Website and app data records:

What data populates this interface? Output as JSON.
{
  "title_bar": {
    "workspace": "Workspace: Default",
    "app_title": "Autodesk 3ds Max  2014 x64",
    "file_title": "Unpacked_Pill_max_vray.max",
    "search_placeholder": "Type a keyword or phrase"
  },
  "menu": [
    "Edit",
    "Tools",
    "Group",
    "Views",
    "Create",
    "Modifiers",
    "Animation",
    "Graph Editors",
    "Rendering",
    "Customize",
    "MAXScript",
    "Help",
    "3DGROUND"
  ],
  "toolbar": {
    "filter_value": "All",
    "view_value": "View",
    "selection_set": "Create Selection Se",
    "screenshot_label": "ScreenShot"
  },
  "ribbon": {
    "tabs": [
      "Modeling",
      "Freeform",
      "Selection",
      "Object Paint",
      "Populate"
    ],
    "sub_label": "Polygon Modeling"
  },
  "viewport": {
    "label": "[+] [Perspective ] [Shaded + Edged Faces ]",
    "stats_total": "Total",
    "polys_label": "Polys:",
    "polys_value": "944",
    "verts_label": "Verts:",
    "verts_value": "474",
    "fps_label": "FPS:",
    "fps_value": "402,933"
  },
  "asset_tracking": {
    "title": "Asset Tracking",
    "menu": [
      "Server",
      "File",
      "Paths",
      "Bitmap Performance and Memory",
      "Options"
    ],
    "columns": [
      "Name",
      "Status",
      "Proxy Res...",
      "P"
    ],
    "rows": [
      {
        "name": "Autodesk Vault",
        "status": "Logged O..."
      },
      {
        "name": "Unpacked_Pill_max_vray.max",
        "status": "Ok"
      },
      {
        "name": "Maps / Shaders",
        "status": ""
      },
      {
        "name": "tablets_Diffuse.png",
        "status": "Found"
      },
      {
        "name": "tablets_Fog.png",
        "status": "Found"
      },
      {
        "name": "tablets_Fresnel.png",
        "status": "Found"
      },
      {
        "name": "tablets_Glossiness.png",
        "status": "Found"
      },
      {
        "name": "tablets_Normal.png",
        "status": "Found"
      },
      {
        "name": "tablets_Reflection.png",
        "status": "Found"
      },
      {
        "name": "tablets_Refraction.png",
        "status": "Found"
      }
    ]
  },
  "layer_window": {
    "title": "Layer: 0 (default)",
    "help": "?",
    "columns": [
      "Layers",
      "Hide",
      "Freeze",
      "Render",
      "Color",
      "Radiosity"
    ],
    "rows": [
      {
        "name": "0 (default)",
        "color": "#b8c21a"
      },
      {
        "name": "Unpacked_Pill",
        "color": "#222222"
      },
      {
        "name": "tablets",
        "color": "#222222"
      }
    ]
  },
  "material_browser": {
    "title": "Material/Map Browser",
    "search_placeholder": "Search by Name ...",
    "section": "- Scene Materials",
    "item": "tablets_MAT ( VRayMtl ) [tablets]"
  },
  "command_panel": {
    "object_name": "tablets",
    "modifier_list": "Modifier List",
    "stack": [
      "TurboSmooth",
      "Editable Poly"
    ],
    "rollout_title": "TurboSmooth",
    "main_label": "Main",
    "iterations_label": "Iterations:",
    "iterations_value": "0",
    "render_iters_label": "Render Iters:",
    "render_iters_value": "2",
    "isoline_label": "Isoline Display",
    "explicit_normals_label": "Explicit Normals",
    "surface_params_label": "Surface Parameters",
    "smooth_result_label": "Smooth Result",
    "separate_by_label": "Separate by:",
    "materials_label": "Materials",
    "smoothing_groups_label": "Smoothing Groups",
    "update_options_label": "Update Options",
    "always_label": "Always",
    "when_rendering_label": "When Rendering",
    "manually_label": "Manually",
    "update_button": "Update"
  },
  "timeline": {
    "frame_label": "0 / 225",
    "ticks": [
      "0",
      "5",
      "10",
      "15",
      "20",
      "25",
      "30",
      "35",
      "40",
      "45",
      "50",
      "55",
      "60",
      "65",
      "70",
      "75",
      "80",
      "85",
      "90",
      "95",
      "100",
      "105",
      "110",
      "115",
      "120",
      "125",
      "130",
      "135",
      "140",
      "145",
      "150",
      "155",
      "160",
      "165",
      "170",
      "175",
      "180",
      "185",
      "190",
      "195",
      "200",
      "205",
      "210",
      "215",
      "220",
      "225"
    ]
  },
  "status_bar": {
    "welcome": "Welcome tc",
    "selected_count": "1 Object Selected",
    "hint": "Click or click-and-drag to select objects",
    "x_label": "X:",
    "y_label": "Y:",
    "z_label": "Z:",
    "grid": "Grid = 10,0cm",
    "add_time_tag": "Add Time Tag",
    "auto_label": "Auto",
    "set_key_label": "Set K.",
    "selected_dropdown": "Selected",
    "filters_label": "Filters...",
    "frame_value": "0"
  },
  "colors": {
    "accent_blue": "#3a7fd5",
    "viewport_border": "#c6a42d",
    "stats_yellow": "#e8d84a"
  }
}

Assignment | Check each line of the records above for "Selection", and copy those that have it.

Written solution |
    "selection_set": "Create Selection Se",
      "Selection",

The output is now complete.